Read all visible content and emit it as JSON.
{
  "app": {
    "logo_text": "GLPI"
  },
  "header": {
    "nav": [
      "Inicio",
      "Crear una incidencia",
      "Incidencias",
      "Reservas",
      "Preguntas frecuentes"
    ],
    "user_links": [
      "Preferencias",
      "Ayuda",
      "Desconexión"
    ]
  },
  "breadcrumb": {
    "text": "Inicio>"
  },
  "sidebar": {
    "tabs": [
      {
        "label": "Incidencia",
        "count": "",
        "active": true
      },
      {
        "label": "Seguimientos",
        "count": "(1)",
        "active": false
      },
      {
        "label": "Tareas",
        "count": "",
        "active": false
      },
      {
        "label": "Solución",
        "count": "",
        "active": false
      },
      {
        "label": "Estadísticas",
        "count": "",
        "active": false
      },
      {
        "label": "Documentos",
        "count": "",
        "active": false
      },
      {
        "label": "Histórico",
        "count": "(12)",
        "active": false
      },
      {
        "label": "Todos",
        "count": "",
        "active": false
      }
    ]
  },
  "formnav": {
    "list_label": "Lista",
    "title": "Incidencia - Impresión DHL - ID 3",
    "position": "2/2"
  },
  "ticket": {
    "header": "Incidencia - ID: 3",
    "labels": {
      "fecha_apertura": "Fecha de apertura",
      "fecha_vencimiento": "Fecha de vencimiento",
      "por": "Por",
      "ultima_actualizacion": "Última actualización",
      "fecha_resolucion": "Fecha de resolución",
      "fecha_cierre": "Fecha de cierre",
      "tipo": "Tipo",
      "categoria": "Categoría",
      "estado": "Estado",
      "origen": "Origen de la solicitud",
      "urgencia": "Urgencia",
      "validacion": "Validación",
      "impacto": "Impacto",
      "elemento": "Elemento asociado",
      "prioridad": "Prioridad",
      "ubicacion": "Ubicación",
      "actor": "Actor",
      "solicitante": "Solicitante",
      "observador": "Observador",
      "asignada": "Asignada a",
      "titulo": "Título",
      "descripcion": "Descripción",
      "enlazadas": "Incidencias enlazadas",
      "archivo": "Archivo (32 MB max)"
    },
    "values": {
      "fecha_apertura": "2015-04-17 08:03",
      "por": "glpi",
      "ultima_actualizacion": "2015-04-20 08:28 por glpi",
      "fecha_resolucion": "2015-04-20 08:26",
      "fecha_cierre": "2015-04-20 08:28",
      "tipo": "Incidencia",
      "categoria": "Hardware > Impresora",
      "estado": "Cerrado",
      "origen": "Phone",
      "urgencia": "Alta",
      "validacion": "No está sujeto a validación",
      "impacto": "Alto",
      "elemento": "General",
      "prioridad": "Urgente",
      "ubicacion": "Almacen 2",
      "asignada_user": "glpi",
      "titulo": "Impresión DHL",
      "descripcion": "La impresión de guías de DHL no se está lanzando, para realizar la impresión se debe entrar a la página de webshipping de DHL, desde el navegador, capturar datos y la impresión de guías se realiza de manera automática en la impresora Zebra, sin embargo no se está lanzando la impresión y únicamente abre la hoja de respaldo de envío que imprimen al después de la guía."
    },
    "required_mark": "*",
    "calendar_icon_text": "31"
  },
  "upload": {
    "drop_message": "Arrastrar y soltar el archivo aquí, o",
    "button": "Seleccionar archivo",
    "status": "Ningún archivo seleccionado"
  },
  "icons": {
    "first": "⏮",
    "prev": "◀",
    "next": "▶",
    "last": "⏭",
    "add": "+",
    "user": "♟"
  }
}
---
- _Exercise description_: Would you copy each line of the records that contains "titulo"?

- _Completed exercise_:
      "titulo": "Título",
      "titulo": "Impresión DHL",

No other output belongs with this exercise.